**REQUIRED WORK**
From the first line to the last, write out the data below exactly.

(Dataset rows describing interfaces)
Segment Open

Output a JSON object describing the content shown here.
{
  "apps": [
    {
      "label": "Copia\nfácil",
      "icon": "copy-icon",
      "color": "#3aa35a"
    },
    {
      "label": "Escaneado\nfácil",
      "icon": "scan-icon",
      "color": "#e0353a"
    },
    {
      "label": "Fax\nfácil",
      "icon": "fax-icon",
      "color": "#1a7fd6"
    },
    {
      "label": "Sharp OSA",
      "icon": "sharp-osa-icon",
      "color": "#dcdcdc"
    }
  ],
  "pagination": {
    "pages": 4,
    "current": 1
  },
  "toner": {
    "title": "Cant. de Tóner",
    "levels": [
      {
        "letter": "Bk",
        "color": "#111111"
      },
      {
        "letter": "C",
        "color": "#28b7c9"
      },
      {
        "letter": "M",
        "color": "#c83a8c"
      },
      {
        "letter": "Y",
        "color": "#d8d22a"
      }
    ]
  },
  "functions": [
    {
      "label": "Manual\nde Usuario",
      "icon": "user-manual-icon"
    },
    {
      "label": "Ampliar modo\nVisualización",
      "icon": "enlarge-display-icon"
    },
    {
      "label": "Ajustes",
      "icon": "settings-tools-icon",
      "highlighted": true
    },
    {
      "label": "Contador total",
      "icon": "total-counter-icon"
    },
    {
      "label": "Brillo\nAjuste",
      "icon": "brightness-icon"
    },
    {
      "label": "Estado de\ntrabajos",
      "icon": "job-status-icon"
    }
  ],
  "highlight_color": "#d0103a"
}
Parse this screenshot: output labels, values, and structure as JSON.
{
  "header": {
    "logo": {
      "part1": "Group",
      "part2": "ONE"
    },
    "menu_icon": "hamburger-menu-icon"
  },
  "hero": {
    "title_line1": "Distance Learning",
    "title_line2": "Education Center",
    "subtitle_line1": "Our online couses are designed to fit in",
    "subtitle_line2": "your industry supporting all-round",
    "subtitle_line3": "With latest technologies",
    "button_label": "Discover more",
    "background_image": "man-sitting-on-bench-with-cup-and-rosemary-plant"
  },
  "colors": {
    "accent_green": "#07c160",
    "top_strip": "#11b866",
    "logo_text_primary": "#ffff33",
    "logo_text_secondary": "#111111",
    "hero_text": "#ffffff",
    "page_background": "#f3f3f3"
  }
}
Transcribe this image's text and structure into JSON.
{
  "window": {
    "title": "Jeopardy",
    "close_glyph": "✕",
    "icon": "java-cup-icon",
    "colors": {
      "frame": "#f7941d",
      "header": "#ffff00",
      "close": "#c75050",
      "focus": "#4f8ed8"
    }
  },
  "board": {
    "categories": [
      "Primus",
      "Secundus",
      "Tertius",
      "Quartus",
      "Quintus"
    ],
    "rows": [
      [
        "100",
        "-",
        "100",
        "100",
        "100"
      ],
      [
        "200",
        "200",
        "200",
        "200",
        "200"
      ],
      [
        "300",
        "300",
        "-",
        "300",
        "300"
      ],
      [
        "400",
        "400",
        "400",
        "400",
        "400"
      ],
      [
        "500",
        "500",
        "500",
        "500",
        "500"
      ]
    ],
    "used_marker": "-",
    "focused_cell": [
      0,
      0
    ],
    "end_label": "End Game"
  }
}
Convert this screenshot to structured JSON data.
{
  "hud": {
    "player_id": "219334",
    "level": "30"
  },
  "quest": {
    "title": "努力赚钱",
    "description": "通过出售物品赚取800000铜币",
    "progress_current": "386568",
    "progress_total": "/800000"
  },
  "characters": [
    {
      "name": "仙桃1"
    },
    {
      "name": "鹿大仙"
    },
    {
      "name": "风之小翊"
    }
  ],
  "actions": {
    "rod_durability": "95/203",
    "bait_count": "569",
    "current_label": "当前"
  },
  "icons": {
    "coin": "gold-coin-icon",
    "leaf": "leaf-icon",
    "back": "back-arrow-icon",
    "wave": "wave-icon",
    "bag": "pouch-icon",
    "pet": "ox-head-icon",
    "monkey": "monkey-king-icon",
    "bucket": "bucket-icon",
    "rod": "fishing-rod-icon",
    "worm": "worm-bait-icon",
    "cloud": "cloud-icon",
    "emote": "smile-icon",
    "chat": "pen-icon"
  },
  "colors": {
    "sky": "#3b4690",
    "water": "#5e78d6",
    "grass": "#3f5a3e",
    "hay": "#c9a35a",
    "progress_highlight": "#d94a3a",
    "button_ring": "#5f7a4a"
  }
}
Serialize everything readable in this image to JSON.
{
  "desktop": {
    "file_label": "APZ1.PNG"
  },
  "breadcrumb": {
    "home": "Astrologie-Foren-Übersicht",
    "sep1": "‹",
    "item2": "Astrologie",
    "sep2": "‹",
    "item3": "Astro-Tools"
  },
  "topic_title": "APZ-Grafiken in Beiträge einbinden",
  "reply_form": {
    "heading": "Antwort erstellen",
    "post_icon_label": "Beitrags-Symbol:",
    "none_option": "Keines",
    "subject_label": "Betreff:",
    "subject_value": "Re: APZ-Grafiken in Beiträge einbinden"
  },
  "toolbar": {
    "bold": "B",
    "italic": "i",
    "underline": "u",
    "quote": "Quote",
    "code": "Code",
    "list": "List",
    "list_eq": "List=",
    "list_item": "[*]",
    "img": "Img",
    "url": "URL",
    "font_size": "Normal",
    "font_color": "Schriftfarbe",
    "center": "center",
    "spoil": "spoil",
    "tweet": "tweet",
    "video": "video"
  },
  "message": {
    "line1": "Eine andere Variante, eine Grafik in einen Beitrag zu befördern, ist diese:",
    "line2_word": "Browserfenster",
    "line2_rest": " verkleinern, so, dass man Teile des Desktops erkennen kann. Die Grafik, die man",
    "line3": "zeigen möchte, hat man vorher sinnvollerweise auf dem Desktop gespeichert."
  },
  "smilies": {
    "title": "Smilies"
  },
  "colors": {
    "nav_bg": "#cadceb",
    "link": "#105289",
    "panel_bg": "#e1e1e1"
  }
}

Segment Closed

**EXERCISE SOLUTION**
Output a JSON object describing the content shown here.
{
  "apps": [
    {
      "label": "Copia\nfácil",
      "icon": "copy-icon",
      "color": "#3aa35a"
    },
    {
      "label": "Escaneado\nfácil",
      "icon": "scan-icon",
      "color": "#e0353a"
    },
    {
      "label": "Fax\nfácil",
      "icon": "fax-icon",
      "color": "#1a7fd6"
    },
    {
      "label": "Sharp OSA",
      "icon": "sharp-osa-icon",
      "color": "#dcdcdc"
    }
  ],
  "pagination": {
    "pages": 4,
    "current": 1
  },
  "toner": {
    "title": "Cant. de Tóner",
    "levels": [
      {
        "letter": "Bk",
        "color": "#111111"
      },
      {
        "letter": "C",
        "color": "#28b7c9"
      },
      {
        "letter": "M",
        "color": "#c83a8c"
      },
      {
        "letter": "Y",
        "color": "#d8d22a"
      }
    ]
  },
  "functions": [
    {
      "label": "Manual\nde Usuario",
      "icon": "user-manual-icon"
    },
    {
      "label": "Ampliar modo\nVisualización",
      "icon": "enlarge-display-icon"
    },
    {
      "label": "Ajustes",
      "icon": "settings-tools-icon",
      "highlighted": true
    },
    {
      "label": "Contador total",
      "icon": "total-counter-icon"
    },
    {
      "label": "Brillo\nAjuste",
      "icon": "brightness-icon"
    },
    {
      "label": "Estado de\ntrabajos",
      "icon": "job-status-icon"
    }
  ],
  "highlight_color": "#d0103a"
}
Parse this screenshot: output labels, values, and structure as JSON.
{
  "header": {
    "logo": {
      "part1": "Group",
      "part2": "ONE"
    },
    "menu_icon": "hamburger-menu-icon"
  },
  "hero": {
    "title_line1": "Distance Learning",
    "title_line2": "Education Center",
    "subtitle_line1": "Our online couses are designed to fit in",
    "subtitle_line2": "your industry supporting all-round",
    "subtitle_line3": "With latest technologies",
    "button_label": "Discover more",
    "background_image": "man-sitting-on-bench-with-cup-and-rosemary-plant"
  },
  "colors": {
    "accent_green": "#07c160",
    "top_strip": "#11b866",
    "logo_text_primary": "#ffff33",
    "logo_text_secondary": "#111111",
    "hero_text": "#ffffff",
    "page_background": "#f3f3f3"
  }
}
Transcribe this image's text and structure into JSON.
{
  "window": {
    "title": "Jeopardy",
    "close_glyph": "✕",
    "icon": "java-cup-icon",
    "colors": {
      "frame": "#f7941d",
      "header": "#ffff00",
      "close": "#c75050",
      "focus": "#4f8ed8"
    }
  },
  "board": {
    "categories": [
      "Primus",
      "Secundus",
      "Tertius",
      "Quartus",
      "Quintus"
    ],
    "rows": [
      [
        "100",
        "-",
        "100",
        "100",
        "100"
      ],
      [
        "200",
        "200",
        "200",
        "200",
        "200"
      ],
      [
        "300",
        "300",
        "-",
        "300",
        "300"
      ],
      [
        "400",
        "400",
        "400",
        "400",
        "400"
      ],
      [
        "500",
        "500",
        "500",
        "500",
        "500"
      ]
    ],
    "used_marker": "-",
    "focused_cell": [
      0,
      0
    ],
    "end_label": "End Game"
  }
}
Convert this screenshot to structured JSON data.
{
  "hud": {
    "player_id": "219334",
    "level": "30"
  },
  "quest": {
    "title": "努力赚钱",
    "description": "通过出售物品赚取800000铜币",
    "progress_current": "386568",
    "progress_total": "/800000"
  },
  "characters": [
    {
      "name": "仙桃1"
    },
    {
      "name": "鹿大仙"
    },
    {
      "name": "风之小翊"
    }
  ],
  "actions": {
    "rod_durability": "95/203",
    "bait_count": "569",
    "current_label": "当前"
  },
  "icons": {
    "coin": "gold-coin-icon",
    "leaf": "leaf-icon",
    "back": "back-arrow-icon",
    "wave": "wave-icon",
    "bag": "pouch-icon",
    "pet": "ox-head-icon",
    "monkey": "monkey-king-icon",
    "bucket": "bucket-icon",
    "rod": "fishing-rod-icon",
    "worm": "worm-bait-icon",
    "cloud": "cloud-icon",
    "emote": "smile-icon",
    "chat": "pen-icon"
  },
  "colors": {
    "sky": "#3b4690",
    "water": "#5e78d6",
    "grass": "#3f5a3e",
    "hay": "#c9a35a",
    "progress_highlight": "#d94a3a",
    "button_ring": "#5f7a4a"
  }
}
Serialize everything readable in this image to JSON.
{
  "desktop": {
    "file_label": "APZ1.PNG"
  },
  "breadcrumb": {
    "home": "Astrologie-Foren-Übersicht",
    "sep1": "‹",
    "item2": "Astrologie",
    "sep2": "‹",
    "item3": "Astro-Tools"
  },
  "topic_title": "APZ-Grafiken in Beiträge einbinden",
  "reply_form": {
    "heading": "Antwort erstellen",
    "post_icon_label": "Beitrags-Symbol:",
    "none_option": "Keines",
    "subject_label": "Betreff:",
    "subject_value": "Re: APZ-Grafiken in Beiträge einbinden"
  },
  "toolbar": {
    "bold": "B",
    "italic": "i",
    "underline": "u",
    "quote": "Quote",
    "code": "Code",
    "list": "List",
    "list_eq": "List=",
    "list_item": "[*]",
    "img": "Img",
    "url": "URL",
    "font_size": "Normal",
    "font_color": "Schriftfarbe",
    "center": "center",
    "spoil": "spoil",
    "tweet": "tweet",
    "video": "video"
  },
  "message": {
    "line1": "Eine andere Variante, eine Grafik in einen Beitrag zu befördern, ist diese:",
    "line2_word": "Browserfenster",
    "line2_rest": " verkleinern, so, dass man Teile des Desktops erkennen kann. Die Grafik, die man",
    "line3": "zeigen möchte, hat man vorher sinnvollerweise auf dem Desktop gespeichert."
  },
  "smilies": {
    "title": "Smilies"
  },
  "colors": {
    "nav_bg": "#cadceb",
    "link": "#105289",
    "panel_bg": "#e1e1e1"
  }
}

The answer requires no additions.